ASSIGNMENT |
The lines to find are those in the entries that hold the word "title"; copy every one of them.

┄┄┄┄┄┄┄┄┄┄┄┄┄┄┄┄┄┄┄┄

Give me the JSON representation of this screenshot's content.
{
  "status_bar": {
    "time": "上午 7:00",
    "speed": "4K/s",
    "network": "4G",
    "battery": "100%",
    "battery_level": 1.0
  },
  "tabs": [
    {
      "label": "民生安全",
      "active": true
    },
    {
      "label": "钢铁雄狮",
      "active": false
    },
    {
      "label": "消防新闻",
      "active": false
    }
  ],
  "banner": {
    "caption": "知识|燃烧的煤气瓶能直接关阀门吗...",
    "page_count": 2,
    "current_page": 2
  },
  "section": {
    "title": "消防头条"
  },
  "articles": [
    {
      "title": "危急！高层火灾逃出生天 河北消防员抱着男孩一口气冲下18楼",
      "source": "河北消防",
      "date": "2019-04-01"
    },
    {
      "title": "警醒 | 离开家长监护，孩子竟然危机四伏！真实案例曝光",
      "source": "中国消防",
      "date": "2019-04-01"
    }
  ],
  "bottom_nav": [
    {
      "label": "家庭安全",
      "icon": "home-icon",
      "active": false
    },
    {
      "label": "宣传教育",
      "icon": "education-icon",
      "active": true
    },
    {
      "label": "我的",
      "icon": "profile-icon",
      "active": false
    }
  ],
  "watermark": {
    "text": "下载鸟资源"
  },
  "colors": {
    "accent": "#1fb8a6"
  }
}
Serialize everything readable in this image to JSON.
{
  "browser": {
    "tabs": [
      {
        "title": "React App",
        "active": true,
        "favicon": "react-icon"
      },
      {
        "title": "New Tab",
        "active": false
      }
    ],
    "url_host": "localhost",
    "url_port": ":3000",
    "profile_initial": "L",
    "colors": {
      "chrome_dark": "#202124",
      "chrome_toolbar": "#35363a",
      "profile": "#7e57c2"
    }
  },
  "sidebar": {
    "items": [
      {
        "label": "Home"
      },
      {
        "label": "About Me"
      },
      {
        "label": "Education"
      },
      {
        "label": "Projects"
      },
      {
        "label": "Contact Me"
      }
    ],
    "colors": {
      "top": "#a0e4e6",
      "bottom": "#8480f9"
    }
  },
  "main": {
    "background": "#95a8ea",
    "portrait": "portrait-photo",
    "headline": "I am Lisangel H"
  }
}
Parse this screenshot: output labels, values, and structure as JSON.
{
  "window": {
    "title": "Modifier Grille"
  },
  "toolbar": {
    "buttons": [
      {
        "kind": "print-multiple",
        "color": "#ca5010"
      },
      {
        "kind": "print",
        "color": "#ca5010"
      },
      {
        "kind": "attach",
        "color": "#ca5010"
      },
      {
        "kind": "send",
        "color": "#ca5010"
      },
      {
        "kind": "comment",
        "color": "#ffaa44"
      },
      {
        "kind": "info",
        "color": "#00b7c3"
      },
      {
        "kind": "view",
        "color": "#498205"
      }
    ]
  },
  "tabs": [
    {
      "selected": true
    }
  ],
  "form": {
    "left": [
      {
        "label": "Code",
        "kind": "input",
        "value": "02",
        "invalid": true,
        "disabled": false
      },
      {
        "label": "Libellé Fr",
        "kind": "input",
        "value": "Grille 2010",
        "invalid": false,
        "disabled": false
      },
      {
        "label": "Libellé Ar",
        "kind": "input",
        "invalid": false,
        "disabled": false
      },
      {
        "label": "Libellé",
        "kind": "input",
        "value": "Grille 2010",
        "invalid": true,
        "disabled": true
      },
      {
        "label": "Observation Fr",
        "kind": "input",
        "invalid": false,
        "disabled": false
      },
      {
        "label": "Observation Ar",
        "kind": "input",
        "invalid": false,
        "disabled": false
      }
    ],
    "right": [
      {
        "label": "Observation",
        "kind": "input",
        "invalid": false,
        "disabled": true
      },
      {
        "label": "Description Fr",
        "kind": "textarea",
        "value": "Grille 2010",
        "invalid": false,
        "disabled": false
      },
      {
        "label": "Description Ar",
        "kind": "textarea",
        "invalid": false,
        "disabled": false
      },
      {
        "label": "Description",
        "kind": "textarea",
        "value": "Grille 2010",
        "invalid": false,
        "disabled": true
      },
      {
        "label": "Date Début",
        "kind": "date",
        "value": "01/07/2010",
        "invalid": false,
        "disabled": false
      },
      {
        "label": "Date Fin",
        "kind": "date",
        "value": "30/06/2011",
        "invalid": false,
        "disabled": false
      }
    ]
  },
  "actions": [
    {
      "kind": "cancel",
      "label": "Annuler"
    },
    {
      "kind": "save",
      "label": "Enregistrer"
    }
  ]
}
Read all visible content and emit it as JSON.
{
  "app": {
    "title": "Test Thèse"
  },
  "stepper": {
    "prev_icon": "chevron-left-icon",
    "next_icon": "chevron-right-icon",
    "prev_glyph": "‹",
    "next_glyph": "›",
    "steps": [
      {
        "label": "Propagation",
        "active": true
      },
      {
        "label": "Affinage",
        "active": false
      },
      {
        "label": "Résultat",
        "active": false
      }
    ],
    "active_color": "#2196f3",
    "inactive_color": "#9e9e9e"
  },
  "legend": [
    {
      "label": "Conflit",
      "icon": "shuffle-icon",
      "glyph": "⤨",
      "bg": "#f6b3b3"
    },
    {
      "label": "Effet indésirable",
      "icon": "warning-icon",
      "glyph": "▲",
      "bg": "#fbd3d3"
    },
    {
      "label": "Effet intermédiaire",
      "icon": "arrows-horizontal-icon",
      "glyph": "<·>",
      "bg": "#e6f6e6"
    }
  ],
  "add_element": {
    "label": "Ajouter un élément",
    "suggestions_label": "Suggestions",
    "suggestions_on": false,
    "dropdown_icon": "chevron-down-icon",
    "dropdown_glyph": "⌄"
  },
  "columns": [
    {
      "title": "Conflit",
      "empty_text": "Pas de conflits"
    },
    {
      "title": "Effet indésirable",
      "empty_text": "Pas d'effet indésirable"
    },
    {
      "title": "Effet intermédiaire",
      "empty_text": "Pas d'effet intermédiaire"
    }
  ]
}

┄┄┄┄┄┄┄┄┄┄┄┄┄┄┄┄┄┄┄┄

YOUR SOLUTION |
    "title": "消防头条"
      "title": "危急！高层火灾逃出生天 河北消防员抱着男孩一口气冲下18楼",
      "title": "警醒 | 离开家长监护，孩子竟然危机四伏！真实案例曝光",
        "title": "React App",
        "title": "New Tab",
    "title": "Modifier Grille"
    "title": "Test Thèse"
      "title": "Conflit",
      "title": "Effet indésirable",
      "title": "Effet intermédiaire",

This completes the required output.